Three, as a corollary of number two (and this idea blew my mind) – psychiatry has been getting it all wrong with its dichotomous diagnostics of disorders. Rather than qualitative differences (you are or aren’t, say, schizophrenic), people can all be classified on a quantitative scale, on a spectrum. We are all a bit schizo, but only people at the extreme end of the spectrum experience problems in their day-to-day life. Plomin raises the interesting question: what is at the opposite end of the spectrum? Normal behaviour or other unhealthy extremes?
Four, as a consequence of all of the above Plomin puts forth the controversial claim that parenting, education and life experiences matter, but ultimately do not make a difference. By which Plomin means to say that research shows that our genetic make-up has a far larger impact on who we are. He even takes this one step further by effectively saying “relax, just accept who you are rather than trying to go against your genetic grain”.
Throughout, Plomin is at pains to prevent misinterpretation of these findings (possibly best summarised by the title of Heine’s 2017 book DNA is Not Destiny: The Remarkable, Completely Misunderstood Relationship Between You and Your Genes). Does he get repetitive? I do not think so. Given the controversial nature of his findings compared to what most people still understand, pointing out the caveats bears repeating.
I am sure that some of Plomin’s peers will disagree with some of the ideas put forth here, and it will not be the last word on this topic. But in the end I found this to be a remarkable and thought-provoking book. Together with books such as She Has Her Mother’s Laugh: The Powers, Perversions, and Potential of Heredity and The Genome Factor: What the Social Genomics Revolution Reveals about Ourselves, Our History, and the Future, Blueprint is painting a picture of genetics and heritability for the 21st century.
Disclosure: The publisher provided a review copy of this book. The opinion expressed here is my own, however.
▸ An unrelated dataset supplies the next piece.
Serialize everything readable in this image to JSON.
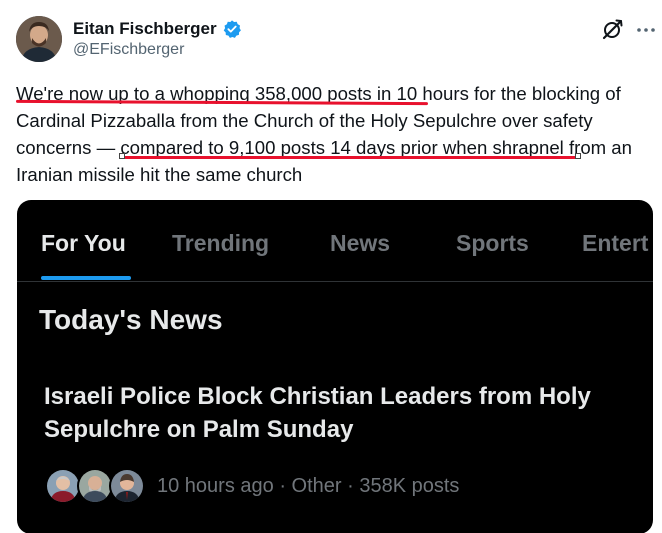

You can support this blog using below affiliate links, as an Amazon Associate I earn from qualifying purchases:
Other recommended books mentioned in this review: